Then Sunday saw the Prime Minister announce the framework and some timings on how the lockdown will be lifted. This included a direction for those unable to work from home to get back to work but not use public transport to get there, where possible. In larger cities, however, many people do not have any other choice than to use public transport, and their journey may be too long to walk or cycle, or they may not be able to for health reasons.
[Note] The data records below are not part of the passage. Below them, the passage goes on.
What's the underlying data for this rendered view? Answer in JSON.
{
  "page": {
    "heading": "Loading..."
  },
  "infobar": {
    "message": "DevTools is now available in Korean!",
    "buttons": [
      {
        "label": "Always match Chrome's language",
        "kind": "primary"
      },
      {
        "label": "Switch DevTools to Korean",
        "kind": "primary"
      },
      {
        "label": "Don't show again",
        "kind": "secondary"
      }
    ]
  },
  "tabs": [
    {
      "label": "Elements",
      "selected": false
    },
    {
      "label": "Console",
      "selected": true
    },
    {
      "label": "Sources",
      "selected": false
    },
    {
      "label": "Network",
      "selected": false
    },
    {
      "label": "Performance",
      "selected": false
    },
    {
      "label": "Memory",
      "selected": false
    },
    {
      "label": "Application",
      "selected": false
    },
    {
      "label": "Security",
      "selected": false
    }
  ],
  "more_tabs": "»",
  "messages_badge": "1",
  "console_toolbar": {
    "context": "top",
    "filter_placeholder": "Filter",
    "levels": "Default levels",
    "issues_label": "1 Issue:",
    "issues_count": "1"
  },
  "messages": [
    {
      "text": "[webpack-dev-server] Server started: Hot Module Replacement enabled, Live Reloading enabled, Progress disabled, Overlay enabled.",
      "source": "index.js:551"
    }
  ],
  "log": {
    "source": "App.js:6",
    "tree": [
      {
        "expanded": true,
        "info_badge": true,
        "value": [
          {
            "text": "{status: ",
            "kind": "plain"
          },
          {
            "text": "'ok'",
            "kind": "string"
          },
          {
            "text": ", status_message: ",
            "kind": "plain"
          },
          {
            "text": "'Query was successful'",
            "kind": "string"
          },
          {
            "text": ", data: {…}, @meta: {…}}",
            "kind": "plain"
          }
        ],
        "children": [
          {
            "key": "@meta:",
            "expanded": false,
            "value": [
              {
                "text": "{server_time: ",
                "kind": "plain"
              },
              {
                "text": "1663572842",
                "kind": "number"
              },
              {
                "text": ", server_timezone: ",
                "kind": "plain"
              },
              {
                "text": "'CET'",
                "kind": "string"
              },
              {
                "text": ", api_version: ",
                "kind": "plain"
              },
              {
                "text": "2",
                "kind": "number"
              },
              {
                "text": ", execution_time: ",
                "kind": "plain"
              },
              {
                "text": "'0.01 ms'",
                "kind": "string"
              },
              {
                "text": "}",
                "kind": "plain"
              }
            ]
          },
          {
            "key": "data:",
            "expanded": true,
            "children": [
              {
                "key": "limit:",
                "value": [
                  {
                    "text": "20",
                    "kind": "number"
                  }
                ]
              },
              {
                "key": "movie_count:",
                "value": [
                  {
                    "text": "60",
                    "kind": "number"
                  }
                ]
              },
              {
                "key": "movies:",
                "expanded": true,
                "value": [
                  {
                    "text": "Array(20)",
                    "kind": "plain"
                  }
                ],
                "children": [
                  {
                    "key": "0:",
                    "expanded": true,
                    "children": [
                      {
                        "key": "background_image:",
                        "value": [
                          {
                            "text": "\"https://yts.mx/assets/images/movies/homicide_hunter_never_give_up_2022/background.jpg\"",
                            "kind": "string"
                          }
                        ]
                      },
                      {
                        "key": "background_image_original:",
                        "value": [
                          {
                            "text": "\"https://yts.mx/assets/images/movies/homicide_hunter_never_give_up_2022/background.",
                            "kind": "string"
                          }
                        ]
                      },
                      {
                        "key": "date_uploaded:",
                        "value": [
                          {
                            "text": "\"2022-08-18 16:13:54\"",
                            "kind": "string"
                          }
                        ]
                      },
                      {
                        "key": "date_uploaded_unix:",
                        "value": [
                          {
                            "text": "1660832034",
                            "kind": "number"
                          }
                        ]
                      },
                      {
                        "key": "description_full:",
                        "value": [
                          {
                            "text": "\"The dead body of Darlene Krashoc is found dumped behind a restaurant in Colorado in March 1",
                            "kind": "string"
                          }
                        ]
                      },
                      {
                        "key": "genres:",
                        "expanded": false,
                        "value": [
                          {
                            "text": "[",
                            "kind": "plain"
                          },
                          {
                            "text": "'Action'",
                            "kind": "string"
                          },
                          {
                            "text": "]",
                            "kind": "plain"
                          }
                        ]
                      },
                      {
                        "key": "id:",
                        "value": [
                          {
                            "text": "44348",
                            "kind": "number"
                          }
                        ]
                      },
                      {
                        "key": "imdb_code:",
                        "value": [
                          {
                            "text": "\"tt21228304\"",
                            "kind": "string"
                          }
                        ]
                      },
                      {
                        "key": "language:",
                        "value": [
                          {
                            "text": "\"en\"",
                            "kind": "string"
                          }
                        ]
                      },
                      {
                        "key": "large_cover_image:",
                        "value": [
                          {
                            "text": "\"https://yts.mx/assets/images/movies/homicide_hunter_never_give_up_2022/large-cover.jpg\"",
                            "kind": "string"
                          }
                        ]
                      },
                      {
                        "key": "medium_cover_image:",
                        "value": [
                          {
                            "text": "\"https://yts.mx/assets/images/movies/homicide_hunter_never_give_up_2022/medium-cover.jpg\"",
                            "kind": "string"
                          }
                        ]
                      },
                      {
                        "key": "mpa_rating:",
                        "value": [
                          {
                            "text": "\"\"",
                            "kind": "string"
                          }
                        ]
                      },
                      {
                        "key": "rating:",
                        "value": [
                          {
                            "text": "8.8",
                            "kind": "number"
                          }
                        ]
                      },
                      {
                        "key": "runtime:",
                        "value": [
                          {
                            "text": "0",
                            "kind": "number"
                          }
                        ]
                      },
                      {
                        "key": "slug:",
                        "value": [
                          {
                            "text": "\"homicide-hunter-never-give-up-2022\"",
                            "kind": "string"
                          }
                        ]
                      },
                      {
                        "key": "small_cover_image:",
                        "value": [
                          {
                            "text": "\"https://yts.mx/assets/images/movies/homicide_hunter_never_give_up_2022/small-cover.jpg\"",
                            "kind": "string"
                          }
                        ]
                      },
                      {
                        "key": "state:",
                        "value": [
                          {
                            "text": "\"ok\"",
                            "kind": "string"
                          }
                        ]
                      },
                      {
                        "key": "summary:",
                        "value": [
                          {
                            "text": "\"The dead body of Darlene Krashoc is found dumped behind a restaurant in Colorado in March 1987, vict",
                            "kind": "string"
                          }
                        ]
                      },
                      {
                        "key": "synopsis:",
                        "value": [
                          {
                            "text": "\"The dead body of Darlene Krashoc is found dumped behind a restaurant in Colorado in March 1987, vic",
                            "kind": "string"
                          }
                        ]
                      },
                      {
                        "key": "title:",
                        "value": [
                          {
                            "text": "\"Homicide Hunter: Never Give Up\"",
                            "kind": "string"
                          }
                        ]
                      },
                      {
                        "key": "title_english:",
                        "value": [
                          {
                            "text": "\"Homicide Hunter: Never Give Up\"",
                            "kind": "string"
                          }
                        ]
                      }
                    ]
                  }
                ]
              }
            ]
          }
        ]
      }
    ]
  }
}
In the immediate aftermath of the announcement, as employers call their staff back in, there is a risk that public transport capacity could be overwhelmed, and social distancing will not be possible to maintain as larger numbers of people start to travel again. Even with significant increases in the capacity of public transport that have been recently requested of operators, with social distancing measures still in place, it is highly unlikely to be able to accommodate passenger numbers on the scale needed or wanted as offices, factories and shops reopen. Most people will therefore still be unable to use public transport at this point and it should be left for those key workers who depend on it. This means that further changes beyond cycling and walking will need to be undertaken by the Government and local authorities so the roads don't become clogged with traffic and our lungs with pollution. This is going to mean greater public transport capacity, requiring financial support.

In the meantime, large employers considering reopening their workplaces would be wise to engage with their local authorities and transport operators before reopening sites with high numbers of employees. They should be ensuring that their employee commuting needs can be managed safely against the local transport capacity and circumstances. They should be ensuring that temporary cycling and walking routes serve their offices and work sites. Another option is for large employers to consider putting on their own socially distanced bus services (which can be contracted easily) to get their employees in, without having to use precious capacity on public transport for key workers or clogging up the roads with single-occupancy cars. This seems to be the only way at the moment that the current capacity on public transport can be managed, cycling and walking increased, our roads not clogged with traffic: businesses will have to take the lead.

There is a greater risk from the Government's direction this weekend though. It could result in currently immeasurable but permanent damage to the public transport system that would leave communities disconnected, and those on lower incomes, or who don't drive, unable to get to work or access shops and services. This would obviously result in further damage to the economy. People will have heard the message not to use public transport, and in all likelihood, we will see default to travelling by car rather than walking or cycling. In the longer term, this is likely to lead to new habits around travel being formed and people will become wearier about travelling on public transport if the current messaging persists. In the short term, this will clearly lead to congestion on our roads with increased air pollution. It will also undermine the viability of local transport networks and public transport that will exclude large parts of the population from being able to travel for work, worsen social exclusion in some areas, undermine local economies, and make our country a poorer place to live and travel around (when we finally can again).

What is missing from the Government at this stage is a concrete plan for the later stages of recovery on how public transport will be renewed to allow people to continue to get to work, school and leisure activities safely and sustainably and to ensure there is still a transport industry in existence after the pandemic. We can't wait much longer for this, as every day the current approach persists, the more damage will be done to our communities in the future.